"Playing top pair against the top players and then, obviously, playing power play," the 6-0, 190-pounder said. "We talked about it quite a bit last year — what they expect out of me. They expect defence out of me, but they also expect me to play offence.
"It was an adjustment, but I like the coaching staff and they made me feel like I was part of the team right away."
And his time with the Wheat Kings?
"It wasn’t very good," Hartje said. "I mean, they didn’t like the way I played. I didn’t get to play the way I like to or in the situations I normally do... I didn’t play hard enough for them."
A side benefit of the trade is his family, now a mere four-hour drive away, won’t have as far to go to use their season tickets.
BETTER TIMES AHEAD?: Centre Jakin Smallwood is entering his second year with the team and he’s hoping for a healthy uptick in his role. He scored 13 goals and 30 points in 67 games last season, playing mostly centre.
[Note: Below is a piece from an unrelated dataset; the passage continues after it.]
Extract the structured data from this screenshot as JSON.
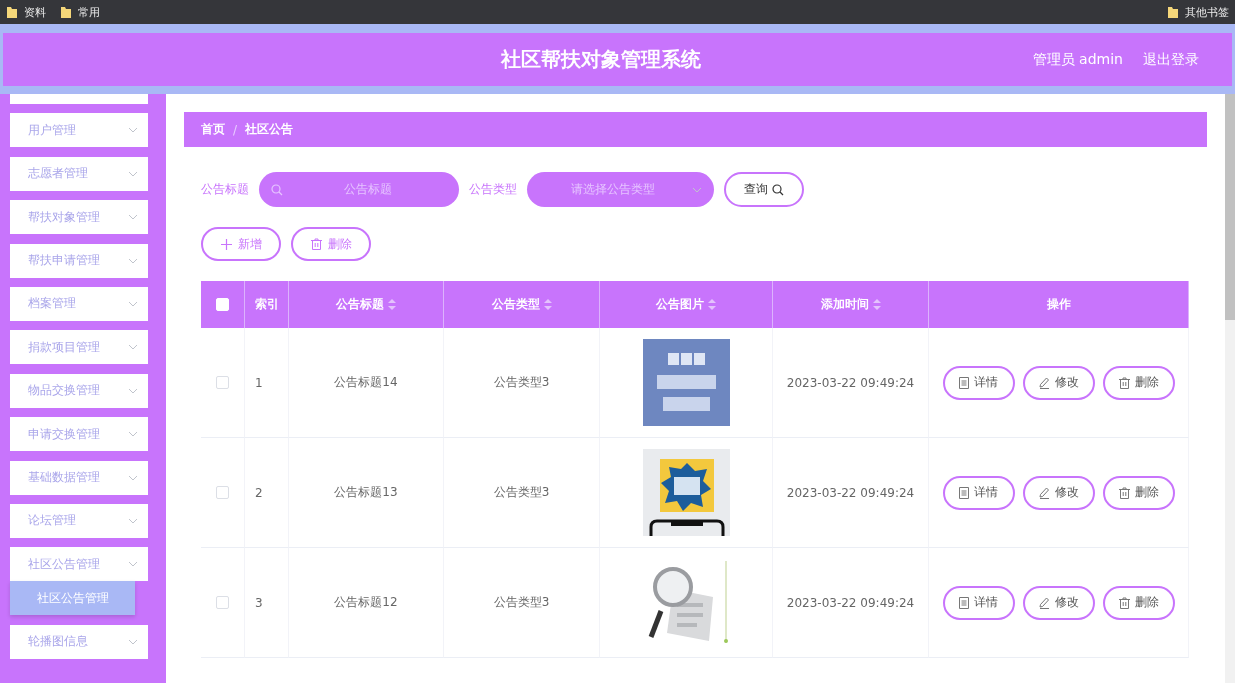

His job in 2019-20 could entail centre or wing. The 18-year-old from Leduc, Alta., is proud of how his team battled through a season filled with franchise-relocation talk and a combined 52 regulation and overtime losses.
"It was hard, but we managed to stay positive as a team," Smallwood said. "That was always our philosophy as the season went on, to stay positive and know that we would get better in the future. We kept strong and we stuck through it."
Mike has been working on the Free Press sports desk since 2003.